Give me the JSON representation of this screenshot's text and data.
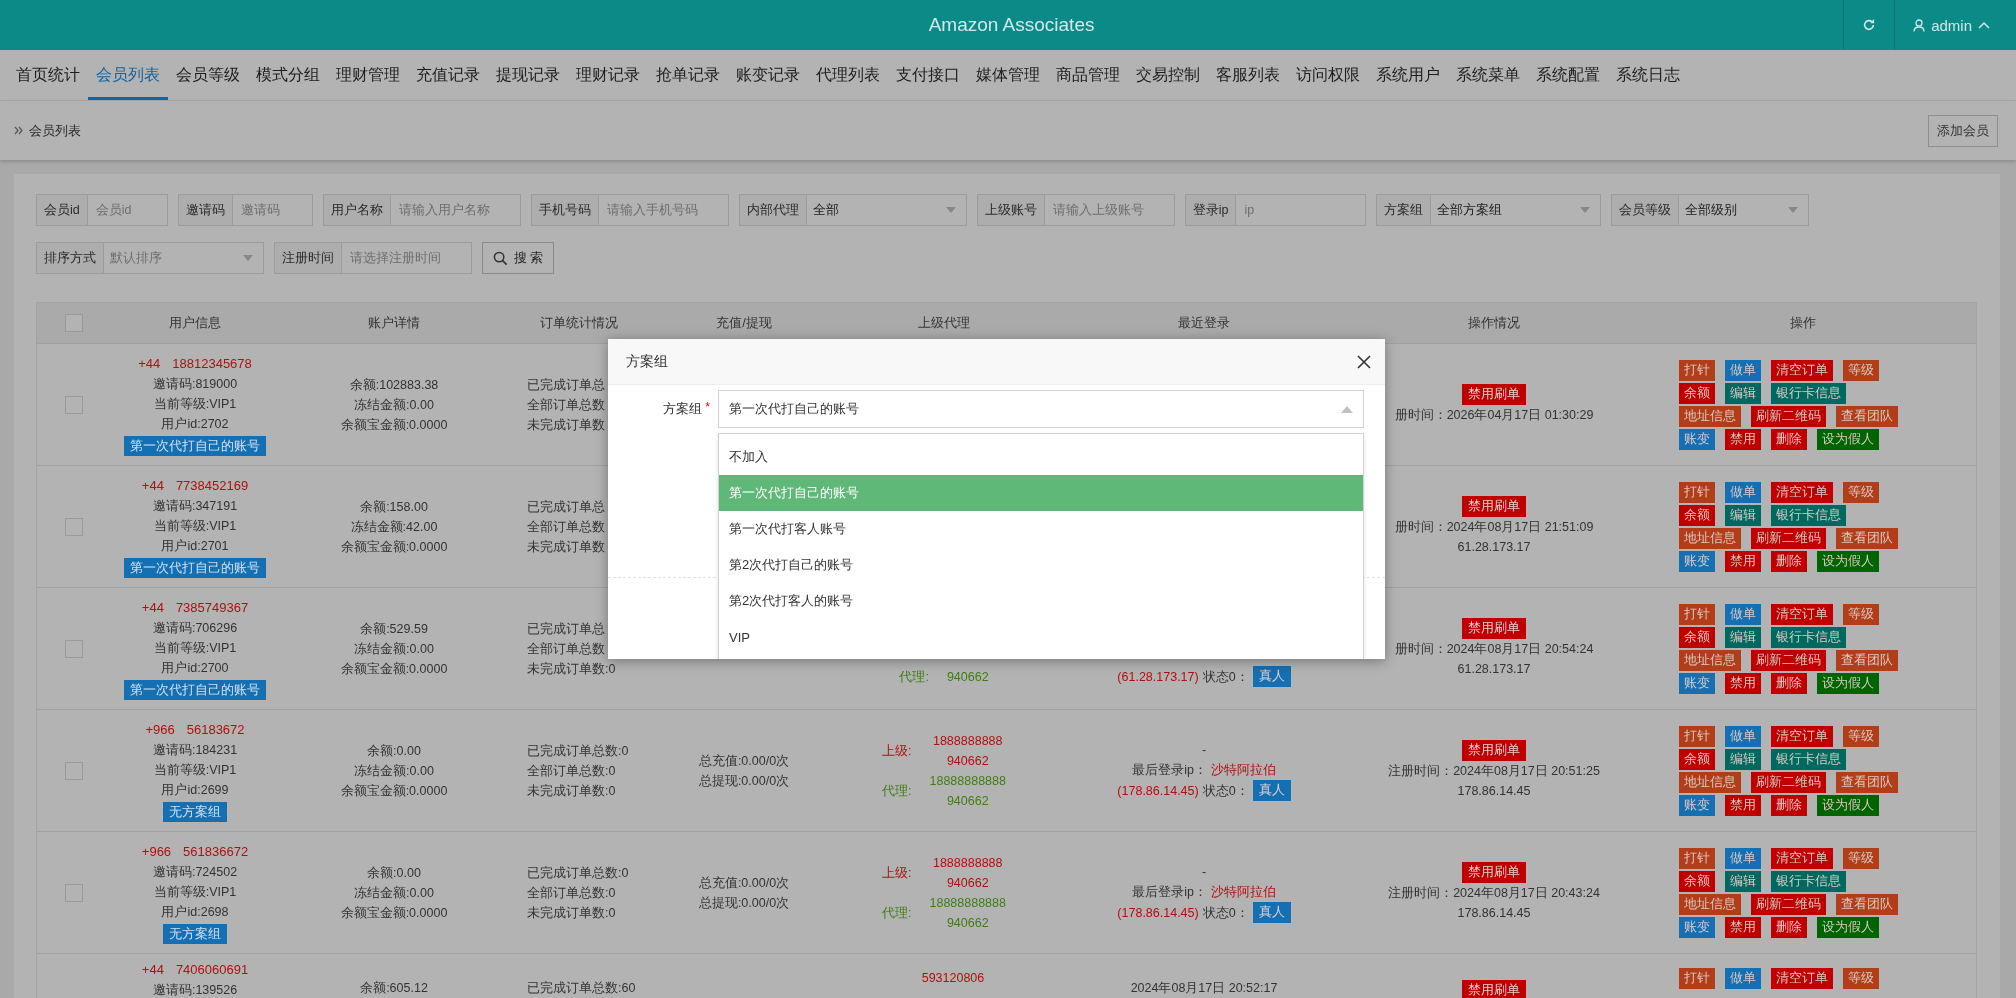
{
  "header": {
    "title": "Amazon Associates",
    "user": "admin"
  },
  "nav": [
    {
      "label": "首页统计",
      "selected": false
    },
    {
      "label": "会员列表",
      "selected": true
    },
    {
      "label": "会员等级",
      "selected": false
    },
    {
      "label": "模式分组",
      "selected": false
    },
    {
      "label": "理财管理",
      "selected": false
    },
    {
      "label": "充值记录",
      "selected": false
    },
    {
      "label": "提现记录",
      "selected": false
    },
    {
      "label": "理财记录",
      "selected": false
    },
    {
      "label": "抢单记录",
      "selected": false
    },
    {
      "label": "账变记录",
      "selected": false
    },
    {
      "label": "代理列表",
      "selected": false
    },
    {
      "label": "支付接口",
      "selected": false
    },
    {
      "label": "媒体管理",
      "selected": false
    },
    {
      "label": "商品管理",
      "selected": false
    },
    {
      "label": "交易控制",
      "selected": false
    },
    {
      "label": "客服列表",
      "selected": false
    },
    {
      "label": "访问权限",
      "selected": false
    },
    {
      "label": "系统用户",
      "selected": false
    },
    {
      "label": "系统菜单",
      "selected": false
    },
    {
      "label": "系统配置",
      "selected": false
    },
    {
      "label": "系统日志",
      "selected": false
    }
  ],
  "breadcrumb": {
    "current": "会员列表",
    "button": "添加会员"
  },
  "filters": [
    {
      "kind": "input",
      "label": "会员id",
      "placeholder": "会员id"
    },
    {
      "kind": "input",
      "label": "邀请码",
      "placeholder": "邀请码"
    },
    {
      "kind": "input",
      "label": "用户名称",
      "placeholder": "请输入用户名称"
    },
    {
      "kind": "input",
      "label": "手机号码",
      "placeholder": "请输入手机号码"
    },
    {
      "kind": "select",
      "label": "内部代理",
      "value": "全部"
    },
    {
      "kind": "input",
      "label": "上级账号",
      "placeholder": "请输入上级账号"
    },
    {
      "kind": "input",
      "label": "登录ip",
      "placeholder": "ip"
    },
    {
      "kind": "select",
      "label": "方案组",
      "value": "全部方案组"
    },
    {
      "kind": "select",
      "label": "会员等级",
      "value": "全部级别"
    },
    {
      "kind": "select",
      "label": "排序方式",
      "placeholder": "默认排序"
    },
    {
      "kind": "input",
      "label": "注册时间",
      "placeholder": "请选择注册时间"
    },
    {
      "kind": "button",
      "label": "搜 索"
    }
  ],
  "table": {
    "columns": [
      "用户信息",
      "账户详情",
      "订单统计情况",
      "充值/提现",
      "上级代理",
      "最近登录",
      "操作情况",
      "操作"
    ],
    "select_all": {
      "checked": false
    },
    "rows": [
      {
        "checked": false,
        "country_code": "+44",
        "phone": "18812345678",
        "info": [
          "邀请码:819000",
          "当前等级:VIP1",
          "用户id:2702"
        ],
        "tag": "第一次代打自己的账号",
        "account": [
          "余额:102883.38",
          "冻结金额:0.00",
          "余额宝金额:0.0000"
        ],
        "orders": [
          "已完成订单总",
          "全部订单总数",
          "未完成订单数"
        ],
        "status": {
          "badge": "禁用刷单",
          "registered": "册时间：2026年04月17日 01:30:29"
        },
        "actions": [
          [
            {
              "label": "打针",
              "color": "#b33d18"
            },
            {
              "label": "做单",
              "color": "#156fb3"
            },
            {
              "label": "清空订单",
              "color": "#c00000"
            },
            {
              "label": "等级",
              "color": "#b33d18"
            }
          ],
          [
            {
              "label": "余额",
              "color": "#c00000"
            },
            {
              "label": "编辑",
              "color": "#00695f"
            },
            {
              "label": "银行卡信息",
              "color": "#00695f"
            }
          ],
          [
            {
              "label": "地址信息",
              "color": "#b33d18"
            },
            {
              "label": "刷新二维码",
              "color": "#c00000"
            },
            {
              "label": "查看团队",
              "color": "#b33d18"
            }
          ],
          [
            {
              "label": "账变",
              "color": "#156fb3"
            },
            {
              "label": "禁用",
              "color": "#c00000"
            },
            {
              "label": "删除",
              "color": "#c00000"
            },
            {
              "label": "设为假人",
              "color": "#006400"
            }
          ]
        ]
      },
      {
        "checked": false,
        "country_code": "+44",
        "phone": "7738452169",
        "info": [
          "邀请码:347191",
          "当前等级:VIP1",
          "用户id:2701"
        ],
        "tag": "第一次代打自己的账号",
        "account": [
          "余额:158.00",
          "冻结金额:42.00",
          "余额宝金额:0.0000"
        ],
        "orders": [
          "已完成订单总",
          "全部订单总数",
          "未完成订单数"
        ],
        "status": {
          "badge": "禁用刷单",
          "registered": "册时间：2024年08月17日 21:51:09",
          "ip": "61.28.173.17"
        },
        "actions": [
          [
            {
              "label": "打针",
              "color": "#b33d18"
            },
            {
              "label": "做单",
              "color": "#156fb3"
            },
            {
              "label": "清空订单",
              "color": "#c00000"
            },
            {
              "label": "等级",
              "color": "#b33d18"
            }
          ],
          [
            {
              "label": "余额",
              "color": "#c00000"
            },
            {
              "label": "编辑",
              "color": "#00695f"
            },
            {
              "label": "银行卡信息",
              "color": "#00695f"
            }
          ],
          [
            {
              "label": "地址信息",
              "color": "#b33d18"
            },
            {
              "label": "刷新二维码",
              "color": "#c00000"
            },
            {
              "label": "查看团队",
              "color": "#b33d18"
            }
          ],
          [
            {
              "label": "账变",
              "color": "#156fb3"
            },
            {
              "label": "禁用",
              "color": "#c00000"
            },
            {
              "label": "删除",
              "color": "#c00000"
            },
            {
              "label": "设为假人",
              "color": "#006400"
            }
          ]
        ]
      },
      {
        "checked": false,
        "country_code": "+44",
        "phone": "7385749367",
        "info": [
          "邀请码:706296",
          "当前等级:VIP1",
          "用户id:2700"
        ],
        "tag": "第一次代打自己的账号",
        "account": [
          "余额:529.59",
          "冻结金额:0.00",
          "余额宝金额:0.0000"
        ],
        "orders": [
          "已完成订单总",
          "全部订单总数",
          "未完成订单数:0"
        ],
        "agent": {
          "agent_label": "代理:",
          "agent": [
            "940662"
          ]
        },
        "login": {
          "ip": "(61.28.173.17)",
          "status": "状态0：",
          "badge": "真人"
        },
        "status": {
          "badge": "禁用刷单",
          "registered": "册时间：2024年08月17日 20:54:24",
          "ip": "61.28.173.17"
        },
        "actions": [
          [
            {
              "label": "打针",
              "color": "#b33d18"
            },
            {
              "label": "做单",
              "color": "#156fb3"
            },
            {
              "label": "清空订单",
              "color": "#c00000"
            },
            {
              "label": "等级",
              "color": "#b33d18"
            }
          ],
          [
            {
              "label": "余额",
              "color": "#c00000"
            },
            {
              "label": "编辑",
              "color": "#00695f"
            },
            {
              "label": "银行卡信息",
              "color": "#00695f"
            }
          ],
          [
            {
              "label": "地址信息",
              "color": "#b33d18"
            },
            {
              "label": "刷新二维码",
              "color": "#c00000"
            },
            {
              "label": "查看团队",
              "color": "#b33d18"
            }
          ],
          [
            {
              "label": "账变",
              "color": "#156fb3"
            },
            {
              "label": "禁用",
              "color": "#c00000"
            },
            {
              "label": "删除",
              "color": "#c00000"
            },
            {
              "label": "设为假人",
              "color": "#006400"
            }
          ]
        ]
      },
      {
        "checked": false,
        "country_code": "+966",
        "phone": "56183672",
        "info": [
          "邀请码:184231",
          "当前等级:VIP1",
          "用户id:2699"
        ],
        "tag": "无方案组",
        "account": [
          "余额:0.00",
          "冻结金额:0.00",
          "余额宝金额:0.0000"
        ],
        "orders": [
          "已完成订单总数:0",
          "全部订单总数:0",
          "未完成订单数:0"
        ],
        "recharge": [
          "总充值:0.00/0次",
          "总提现:0.00/0次"
        ],
        "agent": {
          "superior_label": "上级:",
          "superior": [
            "1888888888",
            "940662"
          ],
          "agent_label": "代理:",
          "agent": [
            "18888888888",
            "940662"
          ]
        },
        "login": {
          "dash": "-",
          "ip_label": "最后登录ip：",
          "location": "沙特阿拉伯",
          "ip": "(178.86.14.45)",
          "status": "状态0：",
          "badge": "真人"
        },
        "status": {
          "badge": "禁用刷单",
          "registered": "注册时间：2024年08月17日 20:51:25",
          "ip": "178.86.14.45"
        },
        "actions": [
          [
            {
              "label": "打针",
              "color": "#b33d18"
            },
            {
              "label": "做单",
              "color": "#156fb3"
            },
            {
              "label": "清空订单",
              "color": "#c00000"
            },
            {
              "label": "等级",
              "color": "#b33d18"
            }
          ],
          [
            {
              "label": "余额",
              "color": "#c00000"
            },
            {
              "label": "编辑",
              "color": "#00695f"
            },
            {
              "label": "银行卡信息",
              "color": "#00695f"
            }
          ],
          [
            {
              "label": "地址信息",
              "color": "#b33d18"
            },
            {
              "label": "刷新二维码",
              "color": "#c00000"
            },
            {
              "label": "查看团队",
              "color": "#b33d18"
            }
          ],
          [
            {
              "label": "账变",
              "color": "#156fb3"
            },
            {
              "label": "禁用",
              "color": "#c00000"
            },
            {
              "label": "删除",
              "color": "#c00000"
            },
            {
              "label": "设为假人",
              "color": "#006400"
            }
          ]
        ]
      },
      {
        "checked": false,
        "country_code": "+966",
        "phone": "561836672",
        "info": [
          "邀请码:724502",
          "当前等级:VIP1",
          "用户id:2698"
        ],
        "tag": "无方案组",
        "account": [
          "余额:0.00",
          "冻结金额:0.00",
          "余额宝金额:0.0000"
        ],
        "orders": [
          "已完成订单总数:0",
          "全部订单总数:0",
          "未完成订单数:0"
        ],
        "recharge": [
          "总充值:0.00/0次",
          "总提现:0.00/0次"
        ],
        "agent": {
          "superior_label": "上级:",
          "superior": [
            "1888888888",
            "940662"
          ],
          "agent_label": "代理:",
          "agent": [
            "18888888888",
            "940662"
          ]
        },
        "login": {
          "dash": "-",
          "ip_label": "最后登录ip：",
          "location": "沙特阿拉伯",
          "ip": "(178.86.14.45)",
          "status": "状态0：",
          "badge": "真人"
        },
        "status": {
          "badge": "禁用刷单",
          "registered": "注册时间：2024年08月17日 20:43:24",
          "ip": "178.86.14.45"
        },
        "actions": [
          [
            {
              "label": "打针",
              "color": "#b33d18"
            },
            {
              "label": "做单",
              "color": "#156fb3"
            },
            {
              "label": "清空订单",
              "color": "#c00000"
            },
            {
              "label": "等级",
              "color": "#b33d18"
            }
          ],
          [
            {
              "label": "余额",
              "color": "#c00000"
            },
            {
              "label": "编辑",
              "color": "#00695f"
            },
            {
              "label": "银行卡信息",
              "color": "#00695f"
            }
          ],
          [
            {
              "label": "地址信息",
              "color": "#b33d18"
            },
            {
              "label": "刷新二维码",
              "color": "#c00000"
            },
            {
              "label": "查看团队",
              "color": "#b33d18"
            }
          ],
          [
            {
              "label": "账变",
              "color": "#156fb3"
            },
            {
              "label": "禁用",
              "color": "#c00000"
            },
            {
              "label": "删除",
              "color": "#c00000"
            },
            {
              "label": "设为假人",
              "color": "#006400"
            }
          ]
        ]
      },
      {
        "country_code": "+44",
        "phone": "7406060691",
        "info": [
          "邀请码:139526"
        ],
        "account": [
          "余额:605.12"
        ],
        "orders": [
          "已完成订单总数:60"
        ],
        "agent": {
          "superior": [
            "593120806"
          ]
        },
        "login": {
          "time": "2024年08月17日 20:52:17"
        },
        "status": {
          "badge": "禁用刷单"
        },
        "actions": [
          [
            {
              "label": "打针",
              "color": "#b33d18"
            },
            {
              "label": "做单",
              "color": "#156fb3"
            },
            {
              "label": "清空订单",
              "color": "#c00000"
            },
            {
              "label": "等级",
              "color": "#b33d18"
            }
          ]
        ]
      }
    ]
  },
  "modal": {
    "title": "方案组",
    "field_label": "方案组",
    "required_mark": "*",
    "value": "第一次代打自己的账号",
    "expanded": true,
    "options": [
      {
        "label": "不加入",
        "selected": false
      },
      {
        "label": "第一次代打自己的账号",
        "selected": true
      },
      {
        "label": "第一次代打客人账号",
        "selected": false
      },
      {
        "label": "第2次代打自己的账号",
        "selected": false
      },
      {
        "label": "第2次代打客人的账号",
        "selected": false
      },
      {
        "label": "VIP",
        "selected": false
      }
    ]
  }
}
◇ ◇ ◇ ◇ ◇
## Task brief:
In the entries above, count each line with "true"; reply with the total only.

## The completed task:
3